Hamdok announced the decision just two months after being restored in the post as part of a political deal with military rulers of the restive African country.
He stressed that a roundtable discussion was needed to agree on a new “national charter” and to “draw a road map” to complete the country’s transition to democracy.
"In view of the fragmentation of the political forces and conflicts between the (military and civilian) components of the transition... despite everything that has been done to reach a consensus... it has not happened," he remarked in his TV address.
Hamdok warned that Sudan was “crossing a dangerous turning point that threatens its whole survival”, adding that he had “tried his best to stop the country from sliding towards disaster."
The development came hours after massive protest rallies were staged by anti-coup demonstrations in capital Khartoum and other major cities across Sudan, leaving at least two protesters dead and many others injured in clashes with security forces.

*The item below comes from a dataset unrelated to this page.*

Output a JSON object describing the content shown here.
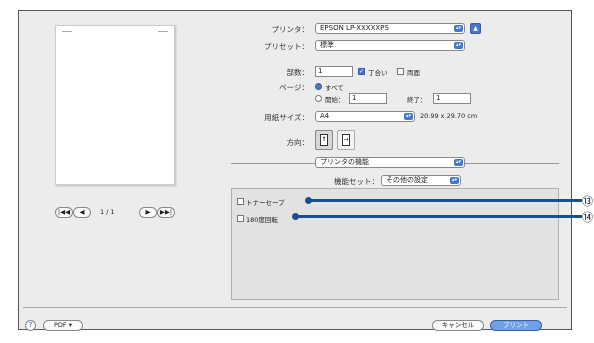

The Central Committee of Sudanese Doctors on Sunday announced that new fatalities had taken the overall death toll to 56 in widespread protests since a military coup on October 25, which ousted Hamdok and placed him under house arrest. He was later reinstated on November 1.
Hamdok’s resignation is expected to further destabilize conditions in the African country and throw its political future even deeper into uncertainty, three years after a popular uprising led to the ouster of long-time despotic military leader, Omar al-Bashir.
West-backed Hamdok – an economist and former United Nations official – became prime minister under a power-sharing agreement between the military junta and civilians following Bashir's toppling.
However, a military coup led by Sudan's military chief and de facto leader Abdel Fattah al-Burhan was staged last October, leading to detention of Hamdok and other civilian leaders.
The move led to angry protests in Sudan and sparked international outcry, including from the UN Security Council.
Following Sunday’s deadly protests, Al Hadath TV quoted an adviser to Burhan as saying the military would not allow anyone to pull the country into chaos and that continued protests were a "physical, psychological, and mental drain on the country".
This is while six people were shot dead and hundreds of others wounded last Thursday after Sudan’s security forces clashed with anti-coup protesters in major cities, including Khartoum and Omdurman, chanting “no to military rule”